Defined Terms

Electronic Monitoring Device - Technological Incarceration Project pioneered by the Dean of Swinburne University's Law School in Melbourne

Below are extracts from Internet of incarceration: How AI could put an end to prisons as we know them  -  ABC News  -  14 Aug 2017

"Key points:

New technologies are capable of providing automated surveillance of criminals at a fraction of the expense of human surveillance.

The technology used in these facial recognition cameras could be used to monitor offenders at home  - 

Institute of Criminology website Electronic monitoring in the criminal justice system concludes:

           "The use of electronic monitoring has the potential to improve the cost-effectiveness of correctional programs, provide enhanced opportunities for offender rehabilitation and extend the range of sentences available to the courts."

Dutch prisons view incarceration as a last resort and prefer the use of alternative approaches, such as the use of ankle bracelet monitoring systems, community service, fines and probation.
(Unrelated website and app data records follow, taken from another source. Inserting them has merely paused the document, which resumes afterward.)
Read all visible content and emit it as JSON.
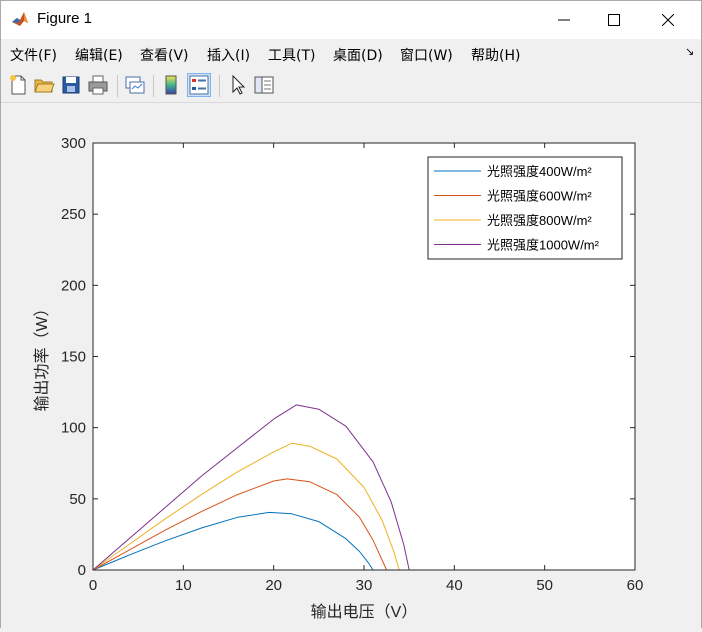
{
  "window": {
    "title": "Figure 1"
  },
  "menu": {
    "items": [
      {
        "label": "文件(F)"
      },
      {
        "label": "编辑(E)"
      },
      {
        "label": "查看(V)"
      },
      {
        "label": "插入(I)"
      },
      {
        "label": "工具(T)"
      },
      {
        "label": "桌面(D)"
      },
      {
        "label": "窗口(W)"
      },
      {
        "label": "帮助(H)"
      }
    ]
  },
  "toolbar": {
    "buttons": [
      {
        "icon": "new-figure-icon"
      },
      {
        "icon": "open-file-icon"
      },
      {
        "icon": "save-icon"
      },
      {
        "icon": "print-icon"
      },
      {
        "icon": "link-plot-icon"
      },
      {
        "icon": "colorbar-icon"
      },
      {
        "icon": "legend-icon",
        "active": true
      },
      {
        "icon": "edit-plot-cursor-icon"
      },
      {
        "icon": "property-inspector-icon"
      }
    ]
  },
  "colors": {
    "accent": "#cce4f7",
    "series": [
      "#0072bd",
      "#d95319",
      "#edb120",
      "#7e2f8e"
    ]
  },
  "chart_data": {
    "type": "line",
    "title": "",
    "xlabel": "输出电压（V）",
    "ylabel": "输出功率（W）",
    "xlim": [
      0,
      60
    ],
    "ylim": [
      0,
      300
    ],
    "xticks": [
      "0",
      "10",
      "20",
      "30",
      "40",
      "50",
      "60"
    ],
    "yticks": [
      "0",
      "50",
      "100",
      "150",
      "200",
      "250",
      "300"
    ],
    "grid": false,
    "legend": "top-right",
    "series": [
      {
        "name": "光照强度400W/m²",
        "x": [
          0,
          4,
          8,
          12,
          16,
          19.5,
          22,
          25,
          28,
          29.5,
          30.5,
          31.0
        ],
        "y": [
          0,
          10.5,
          20.5,
          29.5,
          37,
          40.5,
          39.5,
          34,
          22,
          13,
          5,
          0
        ]
      },
      {
        "name": "光照强度600W/m²",
        "x": [
          0,
          4,
          8,
          12,
          16,
          20,
          21.5,
          24,
          27,
          29.5,
          31,
          32.0,
          32.5
        ],
        "y": [
          0,
          14,
          28,
          41,
          53,
          62.5,
          64,
          62,
          53,
          37,
          21,
          7,
          0
        ]
      },
      {
        "name": "光照强度800W/m²",
        "x": [
          0,
          4,
          8,
          12,
          16,
          20,
          22,
          24,
          27,
          30,
          32,
          33.3,
          33.9
        ],
        "y": [
          0,
          18,
          36,
          53,
          69,
          83,
          89,
          87,
          78,
          58,
          35,
          13,
          0
        ]
      },
      {
        "name": "光照强度1000W/m²",
        "x": [
          0,
          4,
          8,
          12,
          16,
          20,
          22.5,
          25,
          28,
          31,
          33,
          34.4,
          35.0
        ],
        "y": [
          0,
          22,
          44,
          66,
          86,
          106,
          116,
          113,
          101,
          76,
          48,
          18,
          0
        ]
      }
    ]
  }
}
With incarceration rates of less than 10% of convicted offenders, in comparison to 70% in the US, this method has resulted in the overall prison population declining by 27% between 2011 and 2015.29
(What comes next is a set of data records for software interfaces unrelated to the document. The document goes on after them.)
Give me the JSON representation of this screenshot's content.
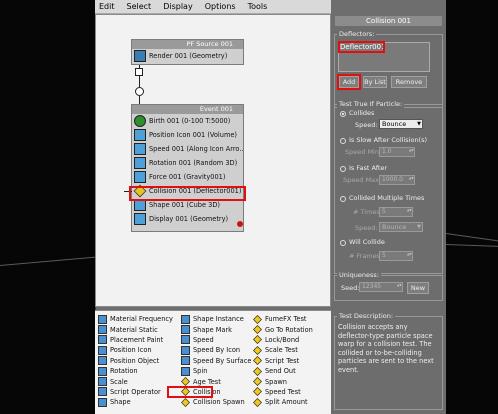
{
  "menu": [
    "Edit",
    "Select",
    "Display",
    "Options",
    "Tools"
  ],
  "pf_source": {
    "title": "PF Source 001",
    "rows": [
      {
        "label": "Render 001 (Geometry)",
        "icon": "render-icon"
      }
    ]
  },
  "event": {
    "title": "Event 001",
    "rows": [
      {
        "label": "Birth 001 (0-100 T:5000)",
        "icon": "birth-icon"
      },
      {
        "label": "Position Icon 001 (Volume)",
        "icon": "position-icon"
      },
      {
        "label": "Speed 001 (Along Icon Arro...",
        "icon": "speed-icon"
      },
      {
        "label": "Rotation 001 (Random 3D)",
        "icon": "rotation-icon"
      },
      {
        "label": "Force 001 (Gravity001)",
        "icon": "force-icon"
      },
      {
        "label": "Collision 001 (Deflector001)",
        "icon": "collision-test-icon"
      },
      {
        "label": "Shape 001 (Cube 3D)",
        "icon": "shape-icon"
      },
      {
        "label": "Display 001 (Geometry)",
        "icon": "display-icon"
      }
    ]
  },
  "panel": {
    "title": "Collision 001",
    "deflectors_label": "Deflectors:",
    "deflector_item": "Deflector001",
    "add": "Add",
    "by_list": "By List",
    "remove": "Remove",
    "test_label": "Test True If Particle:",
    "collides": "Collides",
    "speed_label": "Speed:",
    "speed_value": "Bounce",
    "slow_after": "Is Slow After Collision(s)",
    "speed_min": "Speed Min:",
    "speed_min_val": "1.0",
    "fast_after": "Is Fast After",
    "speed_max": "Speed Max:",
    "speed_max_val": "1000.0",
    "collided_multiple": "Collided Multiple Times",
    "times_label": "# Times:",
    "times_val": "5",
    "speed2_label": "Speed:",
    "speed2_value": "Bounce",
    "will_collide": "Will Collide",
    "frames_label": "# Frames:",
    "frames_val": "5",
    "uniqueness": "Uniqueness:",
    "seed_label": "Seed:",
    "seed_val": "12345",
    "new": "New"
  },
  "depot": {
    "col1": [
      "Material Frequency",
      "Material Static",
      "Placement Paint",
      "Position Icon",
      "Position Object",
      "Rotation",
      "Scale",
      "Script Operator",
      "Shape"
    ],
    "col2": [
      "Shape Instance",
      "Shape Mark",
      "Speed",
      "Speed By Icon",
      "Speed By Surface",
      "Spin",
      "Age Test",
      "Collision",
      "Collision Spawn"
    ],
    "col3": [
      "FumeFX Test",
      "Go To Rotation",
      "Lock/Bond",
      "Scale Test",
      "Script Test",
      "Send Out",
      "Spawn",
      "Speed Test",
      "Split Amount"
    ]
  },
  "description": {
    "title": "Test Description:",
    "text": "Collision accepts any deflector-type particle space warp for a collision test. The collided or to-be-colliding particles are sent to the next event."
  }
}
Modern electronic tags are cheap and effective. In a recent study Rafael Di Tella of Harvard University and Ernesto Schargrodsky of Torcuato Di Tella University compared the effects of electronic tagging versus prison for alleged offenders in Buenos Aires.  Earlier research had failed to deal with the fact that criminals who are tagged are less likely to reoffend than the more dangerous ones who are locked up.  The authors found a way round this. Alleged criminals in Argentina are assigned randomly to judges for pre-trial hearings. Liberal judges are reluctant to hold them in the country’s awful jails, so they often order them to be tagged. So-called mano dura (tough hand) judges prefer to lock them up.  The researchers observed what happened to similar offenders under different regimes.  Only 13% of those who were tagged were later rearrested; for those sent to prison the figure was 22%.


GPS tracking to be expanded to monitor parolees - February 16, 2017 - Qld Govt